Photo: Emil Hristov
Photo: Alexander Ivanov
This postcard was sent to me from Donika and the other girls who attended the Sofia meeting on 15.03.2014. Thank you all! 🙂
The St. Alexander Nevsky Cathedral is a Bulgarian Orthodox cathedral in Sofia, the capital of Bulgaria. Built in Neo-Byzantine style, it serves as the cathedral church of the Patriarch of Bulgaria and is one of the largest Eastern Orthodox cathedrals in the world, as well as one of Sofia’s symbols and primary tourist attractions. The St. Alexander Nevsky Cathedral in Sofia occupies an area of 3,170 square metres and can hold 10,000 people inside. It is the second-largest cathedral located on the Balkan Peninsula, after the Cathedral of Saint Sava in Belgrade.
This lovely card comes from Donika. 🙂
The central place of this card is for the Saints Cyril and Methodius and their creation – our alphabet.
Saints Cyril and Methodius were 9th-century Byzantine Greek brothers born in Thessalonica, Greek Macedonia, in the Byzantine Empire. They were the principal Christian missionaries among the Slavic peoples of the Great Moravia and Pannonia, introducing Orthodox Christianity and writing to the hitherto illiterate, pagan Slav migrants into parts of Macedonia and elsewhere in the Balkans. Through their work they influenced the cultural development of all Slavs, for which they received the title “Apostles to the Slavs”. They are credited with devising the Glagolitic alphabet, the first alphabet used to transcribe Old Church Slavonic. After their deaths, their pupils continued their missionary work among other Slavs. Both brothers are venerated in the Orthodox Church as saints with the title of “equal-to-apostles”. In 1880, Pope Leo XIII introduced their feast into the calendar of the Roman Catholic Church. In 1980, Pope John Paul II declared them co-patron saints of Europe, together with Benedict of Nursia.

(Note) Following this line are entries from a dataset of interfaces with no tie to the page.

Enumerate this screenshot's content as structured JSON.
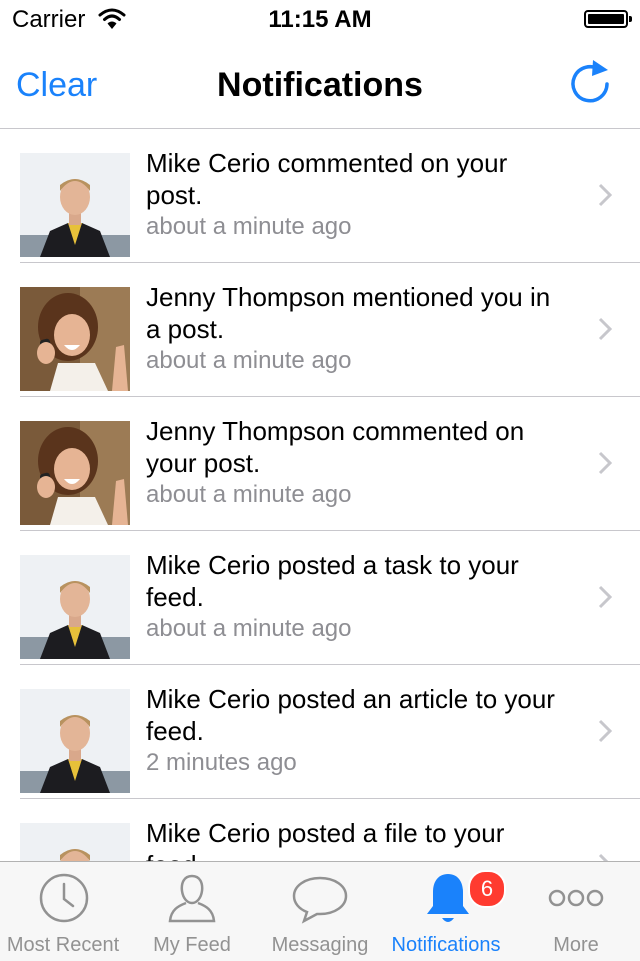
{
  "status_bar": {
    "carrier": "Carrier",
    "time": "11:15 AM"
  },
  "nav": {
    "left_button": "Clear",
    "title": "Notifications",
    "right_icon": "refresh-icon"
  },
  "notifications": [
    {
      "message": "Mike Cerio commented on your post.",
      "time": "about a minute ago",
      "avatar": "mike-avatar"
    },
    {
      "message": "Jenny Thompson mentioned you in a post.",
      "time": "about a minute ago",
      "avatar": "jenny-avatar"
    },
    {
      "message": "Jenny Thompson commented on your post.",
      "time": "about a minute ago",
      "avatar": "jenny-avatar"
    },
    {
      "message": "Mike Cerio posted a task to your feed.",
      "time": "about a minute ago",
      "avatar": "mike-avatar"
    },
    {
      "message": "Mike Cerio posted an article to your feed.",
      "time": "2 minutes ago",
      "avatar": "mike-avatar"
    },
    {
      "message": "Mike Cerio posted a file to your feed.",
      "time": "",
      "avatar": "mike-avatar"
    }
  ],
  "tabs": [
    {
      "label": "Most Recent",
      "icon": "clock-icon"
    },
    {
      "label": "My Feed",
      "icon": "person-icon"
    },
    {
      "label": "Messaging",
      "icon": "speech-bubble-icon"
    },
    {
      "label": "Notifications",
      "icon": "bell-icon",
      "badge": "6"
    },
    {
      "label": "More",
      "icon": "more-dots-icon"
    }
  ],
  "colors": {
    "accent": "#1a82fb",
    "badge": "#ff3b30",
    "secondary_text": "#8e8e93"
  }
}
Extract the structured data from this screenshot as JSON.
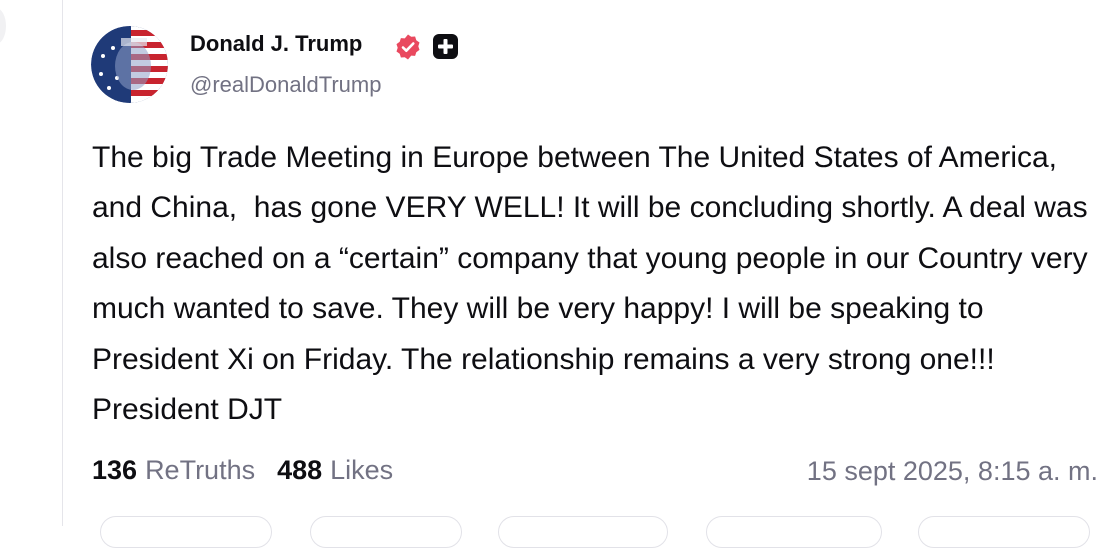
{
  "post": {
    "author": {
      "display_name": "Donald J. Trump",
      "handle": "@realDonaldTrump",
      "verified": true,
      "verified_color": "#e9495f",
      "plus_badge_color": "#0e0e12"
    },
    "body": "The big Trade Meeting in Europe between The United States of America, and China,  has gone VERY WELL! It will be concluding shortly. A deal was also reached on a “certain” company that young people in our Country very much wanted to save. They will be very happy! I will be speaking to President Xi on Friday. The relationship remains a very strong one!!! President DJT",
    "stats": {
      "retruths_count": "136",
      "retruths_label": "ReTruths",
      "likes_count": "488",
      "likes_label": "Likes"
    },
    "timestamp": "15 sept 2025, 8:15 a. m."
  },
  "icons": {
    "avatar": "avatar-flag-portrait",
    "verified": "verified-badge-icon",
    "plus": "plus-badge-icon"
  }
}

This card was given to me as a gift at a gas station after fueling the car. The card is printed for the Bulgarian Red Cross, as part of a program named “Hot Lunch” that helps disadvantaged children. The gas station chain has bought 150 thousand Christmas cards – that means they endowed about 150 thousand bulgarian levs (about 75 thousand euro) to the Bulgarian Red Cross. Way to go, Lukoil! 🙂
Yu-huuu! My first stamped Bulgarian card. 😀 It came from Aneta who lives in Sofia, and it reached me after the very impressive 2 weeks of traveling. 😀
The card pictures a traditional Bulgarian ritual. Men dress up in scary costumes, put some huge (and very heavy) bells on their belts, and dance to scare the evil spirits away. The costumes are slightly different in the different regions, but one thing always remains unchanged – it’s always very noisy and very colorful. 😀